When we're in a pinch and need an expert set of hands to work a brush
or snip a few locks for a photoshoot, we turn to the talented Bethany
Brill. No big surprise there – Bethany has tamed the tresses of supes
like Lindsey Wixson and shown off her skills in editorials for
Nylon and Corduroy. Here, our on-call hair pro
offers tips on how to care for your tresses
after you leave the salon, what's hot right now, which styles are already
history, and her own worst mane mistakes. Warning: cornrows ahead!
What are the three hair products you couldn't live without?
Aveda Air Spray, Klorane Dry Shampoo, and Kérestase shampoo and conditioner.
What's the one hair trend you wish would disappear?
I think the really long, shapeless, unkempt hair trend, à la Rachel Zoe and Mary-Kate Olsen, should really come to an end. Hair is so beautiful and flattering when it has a shape that suits the wearer. A great haircut can be a game changer. Stop neglecting your hair and find a good stylist, ladies!
What's the biggest hair crime that most people commit? And how can you fix it?
I think the overall problem with at-home styling is "too much of a good thing." Women get great products and douse their hair in them — good products are meant to be used in small amounts. Another hair crime is "robotic styling" — women go to curl their hair and turn into little robots, doing each piece the same way. Styling is supposed to mimic nature, and there is nothing natural about uniform curls. Change up your curl direction and the size of your sections — keep it natural, baby!
Tell us about the worst haircut you ever got.
Well, in the late 90s I often rocked white-girl cornrows, complete with butterfly clips on the ends. Those were pretty bad.
What do you think your clients would say about you?
I hope they would say I'm pleasant to be around, a hard worker, and that I'm at least somewhat talented when it comes to styling hair.
Fall is a major season to switch up hair. What do you find is being most requested, and what's your favorite new look?
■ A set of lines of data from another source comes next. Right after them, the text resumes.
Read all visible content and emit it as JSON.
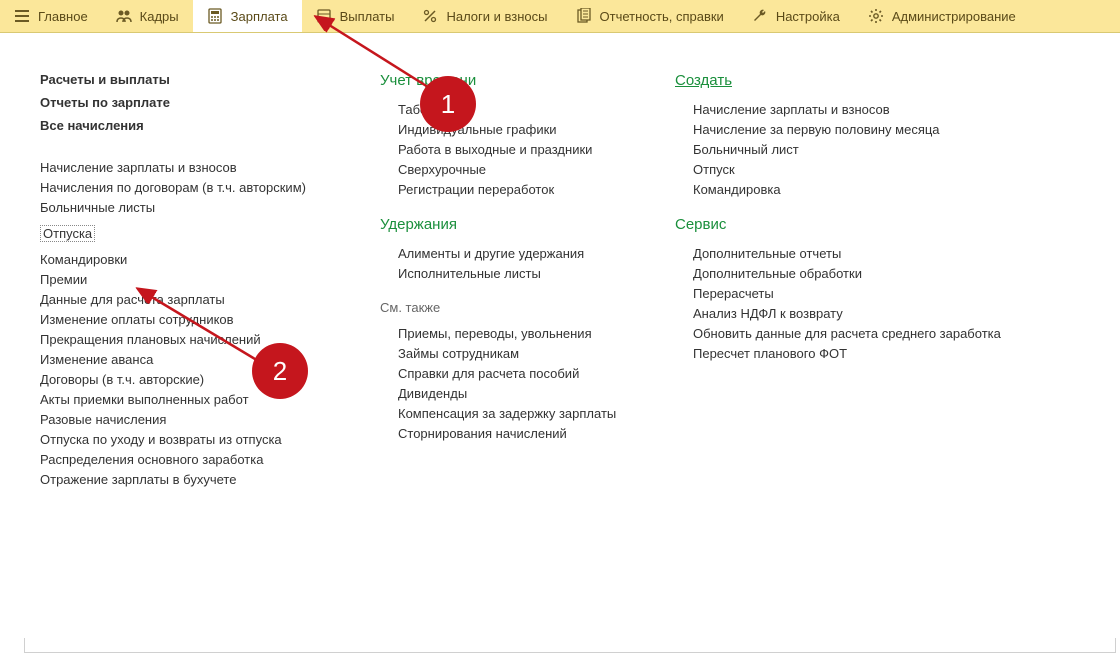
{
  "topbar": {
    "items": [
      {
        "label": "Главное",
        "icon": "menu"
      },
      {
        "label": "Кадры",
        "icon": "people"
      },
      {
        "label": "Зарплата",
        "icon": "calc",
        "active": true
      },
      {
        "label": "Выплаты",
        "icon": "wallet"
      },
      {
        "label": "Налоги и взносы",
        "icon": "percent"
      },
      {
        "label": "Отчетность, справки",
        "icon": "report"
      },
      {
        "label": "Настройка",
        "icon": "wrench"
      },
      {
        "label": "Администрирование",
        "icon": "gear"
      }
    ]
  },
  "col1": {
    "bold": [
      "Расчеты и выплаты",
      "Отчеты по зарплате",
      "Все начисления"
    ],
    "items": [
      "Начисление зарплаты и взносов",
      "Начисления по договорам (в т.ч. авторским)",
      "Больничные листы",
      "Отпуска",
      "Командировки",
      "Премии",
      "Данные для расчета зарплаты",
      "Изменение оплаты сотрудников",
      "Прекращения плановых начислений",
      "Изменение аванса",
      "Договоры (в т.ч. авторские)",
      "Акты приемки выполненных работ",
      "Разовые начисления",
      "Отпуска по уходу и возвраты из отпуска",
      "Распределения основного заработка",
      "Отражение зарплаты в бухучете"
    ],
    "selected_index": 3
  },
  "col2": {
    "sec1_title": "Учет времени",
    "sec1_items": [
      "Табели",
      "Индивидуальные графики",
      "Работа в выходные и праздники",
      "Сверхурочные",
      "Регистрации переработок"
    ],
    "sec2_title": "Удержания",
    "sec2_items": [
      "Алименты и другие удержания",
      "Исполнительные листы"
    ],
    "sec3_title": "См. также",
    "sec3_items": [
      "Приемы, переводы, увольнения",
      "Займы сотрудникам",
      "Справки для расчета пособий",
      "Дивиденды",
      "Компенсация за задержку зарплаты",
      "Сторнирования начислений"
    ]
  },
  "col3": {
    "sec1_title": "Создать",
    "sec1_items": [
      "Начисление зарплаты и взносов",
      "Начисление за первую половину месяца",
      "Больничный лист",
      "Отпуск",
      "Командировка"
    ],
    "sec2_title": "Сервис",
    "sec2_items": [
      "Дополнительные отчеты",
      "Дополнительные обработки",
      "Перерасчеты",
      "Анализ НДФЛ к возврату",
      "Обновить данные для расчета среднего заработка",
      "Пересчет планового ФОТ"
    ]
  },
  "badges": {
    "one": "1",
    "two": "2"
  }
}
I'm really into a shoulder-length bob with a full fringe. I think it is beautiful when women show a little bit of their neck but still have some long hair flying in the wind.
Each person's hair is so unique, but what are some universal truths we need to know when it comes to hair care?
I think we should all learn to keep experimenting with new techniques until we figure out a low-maintenance routine that fits our individual textures. This includes figuring out how often you wash your hair, if you blow dry or air dry it, and what products you should use. Find a friend with a similar hair texture, share your routines, and bounce ideas off each other!
Who do you trust to cut or style your hair?
I've done my own hair since I was 14.
You got your start doing hair pretty young — how has that worked to your advantage?
I loved hair from childhood — the advantage to that was being able to teach myself through trial and error. Now, I have my own way of doing things, and my own aesthetic.
If you weren't styling hair, what would you be doing?
Hmmm...tough question. I think no matter what, I would be living the life of an artist (broke). Maybe I would try painting, or work with kids, teaching them to make art.
What is unique about New York women, when it comes to hair?
New York is pretty amazing when it comes to hair. Women are not afraid of their hair — they don't just bleach it blond and straighten it. I think there is an air of sophistication involved with letting the natural beauty of your hair shine through.
Photos: Courtesy of Bethany Brill